Fox, B.H., Perez, N., Cass, E., Baglivio, M.T. and Epps, N., 2015. Trauma changes everything: Examining the relationship between adverse childhood experiences and serious, violent and chronic juvenile offenders. Child abuse & neglect, 46, pp.163-173.
Ogilvie, C.A., Newman, E., Todd, L. and Peck, D., 2014. Attachment & violent offending: A meta-analysis. Aggression and violent behavior, 19(4), pp.322-339.

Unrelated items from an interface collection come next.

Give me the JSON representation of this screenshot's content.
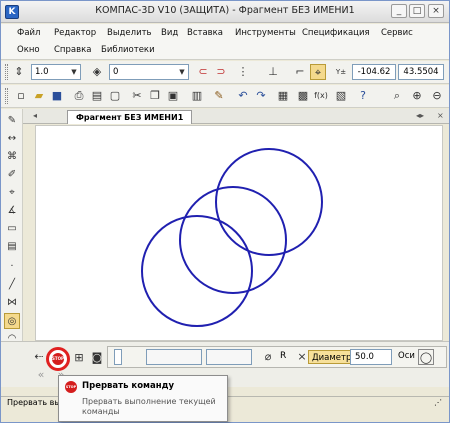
{
  "window": {
    "title": "КОМПАС-3D V10 (ЗАЩИТА) - Фрагмент БЕЗ ИМЕНИ1",
    "minimize": "_",
    "maximize": "□",
    "close": "×"
  },
  "menu": {
    "row1": [
      "Файл",
      "Редактор",
      "Выделить",
      "Вид",
      "Вставка",
      "Инструменты",
      "Спецификация",
      "Сервис"
    ],
    "row2": [
      "Окно",
      "Справка",
      "Библиотеки"
    ]
  },
  "toolbar1": {
    "scale_value": "1.0",
    "layer_value": "0",
    "coord_label": "Y±",
    "x_coord": "-104.62",
    "y_coord": "43.5504"
  },
  "document": {
    "tab_label": "Фрагмент БЕЗ ИМЕНИ1",
    "circle_color": "#2020b0"
  },
  "property_panel": {
    "option_r": "R",
    "diameter_label": "Диаметр",
    "diameter_value": "50.0",
    "axes_label": "Оси"
  },
  "status": {
    "text": "Прервать выпо"
  },
  "tooltip": {
    "title": "Прервать команду",
    "description": "Прервать выполнение текущей команды",
    "icon_text": "STOP"
  },
  "stop_icon_text": "STOP"
}
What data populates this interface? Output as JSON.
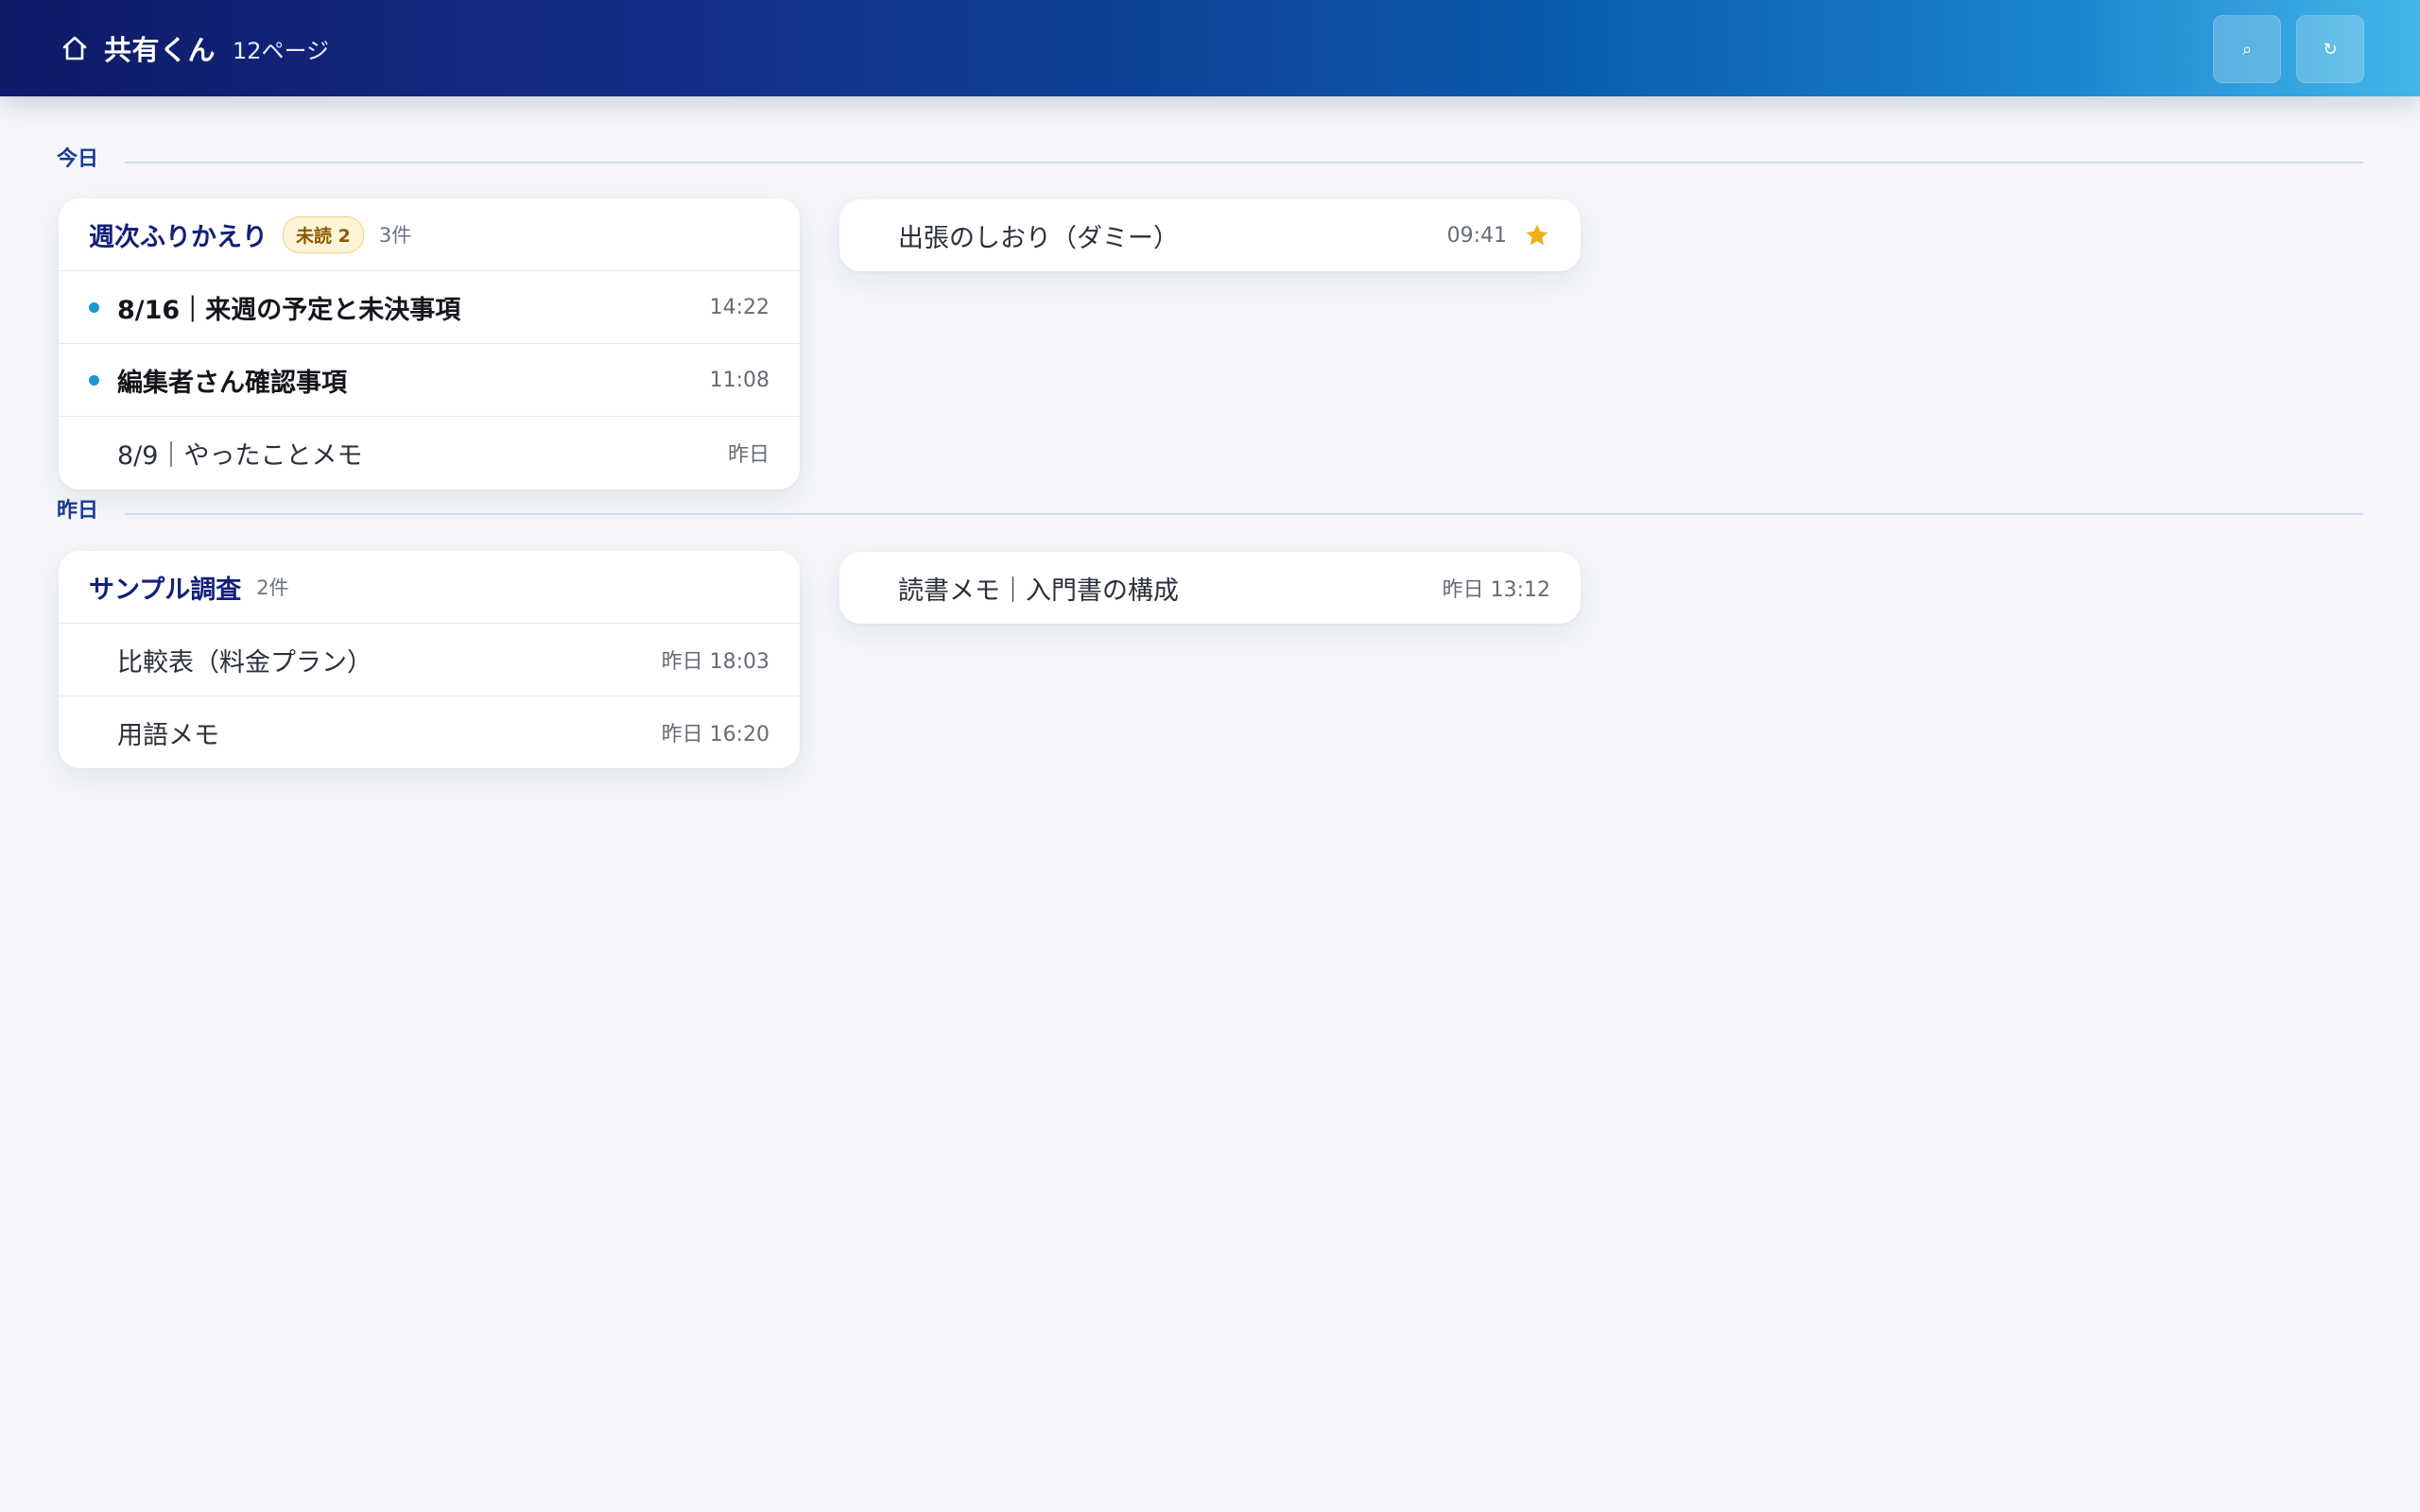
{
  "header": {
    "home_icon": "home-icon",
    "title": "共有くん",
    "page_count": "12ページ",
    "search_button_glyph": "⌕",
    "refresh_button_glyph": "↻"
  },
  "sections": [
    {
      "label": "今日",
      "groups": [
        {
          "title": "週次ふりかえり",
          "badge": "未読 2",
          "count": "3件",
          "items": [
            {
              "title": "8/16｜来週の予定と未決事項",
              "time": "14:22",
              "unread": true
            },
            {
              "title": "編集者さん確認事項",
              "time": "11:08",
              "unread": true
            },
            {
              "title": "8/9｜やったことメモ",
              "time": "昨日",
              "unread": false
            }
          ]
        }
      ],
      "singles": [
        {
          "title": "出張のしおり（ダミー）",
          "time": "09:41",
          "starred": true
        }
      ]
    },
    {
      "label": "昨日",
      "groups": [
        {
          "title": "サンプル調査",
          "count": "2件",
          "items": [
            {
              "title": "比較表（料金プラン）",
              "time": "昨日 18:03",
              "unread": false
            },
            {
              "title": "用語メモ",
              "time": "昨日 16:20",
              "unread": false
            }
          ]
        }
      ],
      "singles": [
        {
          "title": "読書メモ｜入門書の構成",
          "time": "昨日 13:12",
          "starred": false
        }
      ]
    }
  ],
  "colors": {
    "header_start": "#0e1a68",
    "header_end": "#43b6e8",
    "group_title": "#13207a",
    "section_label": "#1a3a8f",
    "unread_dot": "#1a97d8",
    "star": "#f0ad1c",
    "badge_bg": "#fff4d6",
    "badge_text": "#8a5a00"
  }
}
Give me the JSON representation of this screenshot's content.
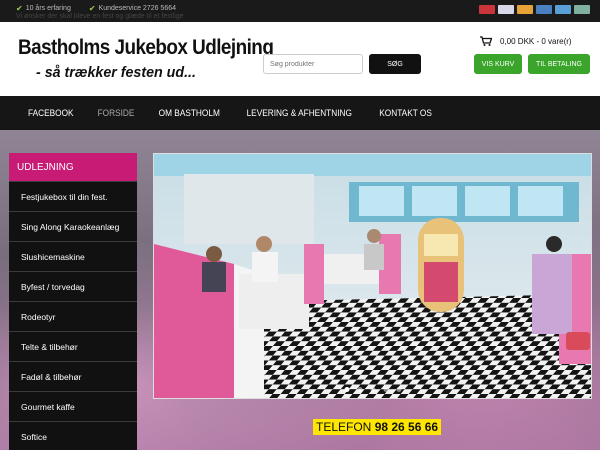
{
  "topbar": {
    "item1": "10 års erfaring",
    "item2": "Kundeservice 2726 5664",
    "ghost": "Vi ønsker der skal bleve en fest og glæde til et festlige"
  },
  "header": {
    "logo_title": "Bastholms Jukebox Udlejning",
    "logo_subtitle": "- så trækker festen ud...",
    "search_placeholder": "Søg produkter",
    "search_button": "SØG",
    "cart_summary": "0,00 DKK - 0 vare(r)",
    "view_cart": "VIS KURV",
    "checkout": "TIL BETALING"
  },
  "nav": {
    "items": [
      "FACEBOOK",
      "FORSIDE",
      "OM BASTHOLM",
      "LEVERING & AFHENTNING",
      "KONTAKT OS"
    ]
  },
  "sidebar": {
    "heading": "UDLEJNING",
    "items": [
      "Festjukebox til din fest.",
      "Sing Along Karaokeanlæg",
      "Slushicemaskine",
      "Byfest / torvedag",
      "Rodeotyr",
      "Telte & tilbehør",
      "Fadøl & tilbehør",
      "Gourmet kaffe",
      "Softice"
    ]
  },
  "banner": {
    "phone_label": "TELEFON",
    "phone_number": "98 26 56 66"
  },
  "colors": {
    "accent": "#c81b76",
    "green": "#3aa52a",
    "nav_bg": "#161616"
  }
}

Zheng N., Abram, K., Wel., L (et al (2023) Firearm Injury and Mortality in High-risk Youths and Young Adults 25 Years After Detention . JAMA Network Open. 2023;6(4):e238902. doi:10.1001/jamanetworkopen.2023.8902 (Reprinted)